Greg Creacy is a wildlife biologist with Texas Parks and Wildlife. He says horror movies and attacks by the more dangerous and non-native crocodiles have caused people to be afraid of Texas alligators.

The number of attacks by alligators in the United States each year is less than injuries and fatalities from dogs and scorpions and snakes and sharks…all of those are much more dangerous to people than alligators.

So what do you do if you see an alligator? Keep a safe distance from them and keep your pets away from them. Don’t swim in an area where there are alligators…and don’t feed them.

Because people have fed that alligator they’ve broken down their natural fear that alligators have for people.

And you know that’s not good. That’s our show for today…For information on living with alligators, as well as research reports and basic natural history, visit the Texas Parks and Wildlife Web site. Our show is produced with a grant from the Sport Fish and Wildlife Restoration Program.

For Texas Parks and Wildlife, I’m Cecilia Nasti.

Rock Climbing

Thursday, June 25th, 2009

Passport to Texas from Texas Parks and Wildlife

Brad Bell doesn’t think twice when you ask him why anyone would climb a rock.

Why would someone wanna…because it’s there…

The Austin resident teaches the sport of rock climbing. He says although you don’t need rock-hard abs to climb –before you attempt this sport — a little weight training may be the first order…

Upper body strength is good and leg strength is even more of a plus.

There ya go…push with your hand and then move your hand up to the next one…there ya go. Pull on up…good!

And even though rock climbing offers climbers a feeling of solitude, it is critical – whether you’re a novice or a seasoned climber — never go alone.
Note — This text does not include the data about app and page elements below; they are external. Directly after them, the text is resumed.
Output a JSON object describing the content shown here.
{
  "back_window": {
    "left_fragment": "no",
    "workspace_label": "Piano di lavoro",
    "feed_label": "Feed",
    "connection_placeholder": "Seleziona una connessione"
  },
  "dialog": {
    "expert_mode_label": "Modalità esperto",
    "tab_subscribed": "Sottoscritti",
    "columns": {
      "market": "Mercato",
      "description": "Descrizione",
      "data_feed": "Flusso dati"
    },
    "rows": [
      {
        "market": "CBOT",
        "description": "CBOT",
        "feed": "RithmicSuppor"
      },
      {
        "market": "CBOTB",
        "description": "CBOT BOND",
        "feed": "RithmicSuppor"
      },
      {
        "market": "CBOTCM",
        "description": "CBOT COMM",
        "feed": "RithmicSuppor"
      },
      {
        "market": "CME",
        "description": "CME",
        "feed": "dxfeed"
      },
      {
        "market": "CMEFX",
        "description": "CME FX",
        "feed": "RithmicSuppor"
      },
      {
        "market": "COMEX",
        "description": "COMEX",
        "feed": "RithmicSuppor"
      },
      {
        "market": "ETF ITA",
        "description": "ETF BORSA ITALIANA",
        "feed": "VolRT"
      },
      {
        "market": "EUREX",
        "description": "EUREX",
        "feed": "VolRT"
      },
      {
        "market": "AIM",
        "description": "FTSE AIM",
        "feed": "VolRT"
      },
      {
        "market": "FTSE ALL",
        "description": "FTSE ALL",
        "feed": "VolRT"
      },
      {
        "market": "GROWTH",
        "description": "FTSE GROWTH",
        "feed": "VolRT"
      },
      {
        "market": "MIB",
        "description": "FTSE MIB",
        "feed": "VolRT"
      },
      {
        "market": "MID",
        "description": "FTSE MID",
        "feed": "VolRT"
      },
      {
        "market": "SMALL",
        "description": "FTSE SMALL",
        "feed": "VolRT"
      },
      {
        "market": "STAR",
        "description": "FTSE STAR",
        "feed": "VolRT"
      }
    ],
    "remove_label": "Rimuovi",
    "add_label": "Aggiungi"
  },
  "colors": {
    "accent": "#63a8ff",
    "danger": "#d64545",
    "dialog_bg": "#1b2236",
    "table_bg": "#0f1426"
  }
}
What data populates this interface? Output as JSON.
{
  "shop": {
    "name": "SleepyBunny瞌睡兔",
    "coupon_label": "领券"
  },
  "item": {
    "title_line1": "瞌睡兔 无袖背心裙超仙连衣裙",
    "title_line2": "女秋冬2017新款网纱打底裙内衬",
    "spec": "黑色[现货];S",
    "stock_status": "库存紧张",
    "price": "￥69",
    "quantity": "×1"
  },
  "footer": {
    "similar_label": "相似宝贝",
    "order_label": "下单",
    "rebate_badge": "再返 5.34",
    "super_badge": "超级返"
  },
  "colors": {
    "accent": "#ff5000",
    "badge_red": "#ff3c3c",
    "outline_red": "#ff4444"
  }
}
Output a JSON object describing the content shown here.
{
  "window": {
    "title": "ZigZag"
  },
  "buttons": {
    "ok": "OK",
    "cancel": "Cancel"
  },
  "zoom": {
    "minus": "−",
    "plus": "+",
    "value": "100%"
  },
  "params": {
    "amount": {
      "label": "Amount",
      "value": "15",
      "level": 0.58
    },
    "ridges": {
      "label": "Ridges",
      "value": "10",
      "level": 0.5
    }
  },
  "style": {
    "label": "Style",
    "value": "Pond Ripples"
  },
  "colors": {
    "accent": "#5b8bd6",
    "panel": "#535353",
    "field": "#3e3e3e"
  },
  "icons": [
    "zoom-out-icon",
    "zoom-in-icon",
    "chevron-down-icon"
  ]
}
You should always have team partners… when you go you should never do it alone because up there you have to have a partner to help you belay and help you repel down and basically it’s a team effort all the way up.

Four Texas state parks offer rock climbing: Enchanted Rock, north of Fredericksburg, Hueco Tanks, just north of El Paso, Caprock Canyons southeast of Amarillo and Lake Mineral Wells.

That’s our show for today…for Texas Parks and Wildlife, I’m Cecilia Nasti.

The Truth About Molting

Wednesday, June 24th, 2009

Passport to Texas from Texas Parks and Wildlife and the Sport Fish and Wildlife Restoration Program

Waterfowl molt twice a year. During their first molt in summer they lose all of their feathers because of damage that occurred during their grueling migration.

Their second molt of the year—at least for the drakes— now that’s a little bit different. That molt has more to do with romance…the waterfowl version of it, anyway.

And this molt is the replacement of feathers – putting on their breeding plumage …for the males of waterfowl species this is the time you start seeing the very, very colorful plumage which is an attractant for attracting mates.

Kevin Kraai is a waterfowl specialist in East Texas. Kraai says the hens also molt at this time, but instead of getting a bright set of feathers…

The females do the exact opposite. They put on more camouflage or cryptic plumage…because where they nest…they actually nest in the uplands….up in the grass….very vulnerable to predators. And the more camouflaged they are the more likely it is they’ll survive. One sex is putting on very, very vibrant colors and the other one is putting on very, very cryptic colors…for the same purpose.

You can learn more about waterfowl plumage at the Texas Parks and Wildlife Web site.

That’s our show for today…made possible by a grant from the Sport Fish and Wildlife Restoration Program…working to increase fishing, hunting, shooting and boating opportunities in Texas.

For Texas Parks and Wildlife…I’m Cecilia Nasti.